Installation view of “Tomorrow-Land” at 532 Gallery Thomas Jaeckel, courtesy 532 Gallery Thomas Jaeckel
Painting images of famous 20th-century architecture and then overlaying those pictures with colorful geometries, Julie Langsam riffs on modernism’s utopian visions through her own brand of historical, artistic free association. “Tomorrow-Land,” her third solo show at New York’s 532 Gallery Thomas Jaeckel, features recent paintings and floor-based sculptures. In some, Langsam openly proclaims her references, while in others they remain veiled, inviting the viewer to parse her work and its links.

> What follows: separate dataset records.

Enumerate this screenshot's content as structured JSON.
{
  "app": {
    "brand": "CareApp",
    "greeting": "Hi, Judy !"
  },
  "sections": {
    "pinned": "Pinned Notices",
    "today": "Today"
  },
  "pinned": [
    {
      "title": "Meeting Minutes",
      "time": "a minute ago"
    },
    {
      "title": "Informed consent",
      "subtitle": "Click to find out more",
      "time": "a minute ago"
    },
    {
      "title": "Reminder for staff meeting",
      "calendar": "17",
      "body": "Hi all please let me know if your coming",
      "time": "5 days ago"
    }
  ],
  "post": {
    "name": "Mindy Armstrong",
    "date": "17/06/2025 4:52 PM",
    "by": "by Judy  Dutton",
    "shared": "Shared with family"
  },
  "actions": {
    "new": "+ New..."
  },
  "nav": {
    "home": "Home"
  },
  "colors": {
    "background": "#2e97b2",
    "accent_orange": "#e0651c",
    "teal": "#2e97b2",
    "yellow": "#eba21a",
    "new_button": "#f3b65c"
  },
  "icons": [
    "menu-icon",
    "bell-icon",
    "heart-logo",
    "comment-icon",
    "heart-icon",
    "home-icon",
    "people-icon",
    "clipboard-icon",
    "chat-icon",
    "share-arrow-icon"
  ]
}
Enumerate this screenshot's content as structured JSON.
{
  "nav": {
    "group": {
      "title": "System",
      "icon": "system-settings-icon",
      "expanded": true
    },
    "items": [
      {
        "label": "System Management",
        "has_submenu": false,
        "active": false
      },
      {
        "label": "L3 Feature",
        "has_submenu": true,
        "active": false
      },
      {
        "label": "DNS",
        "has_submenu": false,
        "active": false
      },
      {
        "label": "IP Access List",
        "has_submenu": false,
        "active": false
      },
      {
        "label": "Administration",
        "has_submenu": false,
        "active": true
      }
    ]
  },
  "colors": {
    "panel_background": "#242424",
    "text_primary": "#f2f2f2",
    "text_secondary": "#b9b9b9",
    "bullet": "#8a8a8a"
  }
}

In the oil-on-wood painting, Gropius Floorplan: Palace of the Soviets, (Violet) (2015), Langsam reproduces a floor plan submitted by German Bauhaus architect Walter Gropius for a 1931 Soviet design competition. She has colorized the original image, adding various geometric swaths of paint for each space represented in the blueprint. The odd shape floats on a miasmic fog of yellow and purple color, like a kaleidoscopic talisman. A similar 2015 piece, Gropius Floorplan: Bauhaus, (Purple), shows another modular space attributed to Gropius. That boxy schematic resembles the type of building that the architect considered to be the utopian ideal of functionality.
Gropius Landscape (Master’s House Kandinsky/Klee II) (2015) depicts one of the houses designed by Gropius for Bauhaus faculty to live in. It is isolated among dark clouds at sunset, and below it are reproductions of abstract paintings that resemble those made by painters such as Josef Albers, Ad Reinhardt, and Ellsworth Kelly. Likewise, in Gropius Landscape, Master’s House (2014), a different Bauhaus design is juxtaposed with paintings resembling works by Brice Marden, Peter Halley, and Henry Codax.
Perhaps the most exotic work here is Gropius Floorplan: Director’s House (2014), a carpet-and-wood construction that has been placed on the floor. It resembles the other works on display, but its vivid and painterly texture (created by swatches of carpet) is a sort of textile mosaic, bringing in allusions to craft and stereotypically gendered modes of production such as knitting, sewing, and embroidery. Its ground-level placement reinforces the allusions to architecture, recalling scale models and floor plans. Such complex chains of references form the rich space in which Langsam works, where careful studies of art and architectural history are freely remixed.
“Julie Langsam: Tomorrow-Land” is on view at 532 Gallery Thomas Jaeckel, New York, Apr. 30–May 30, 2015.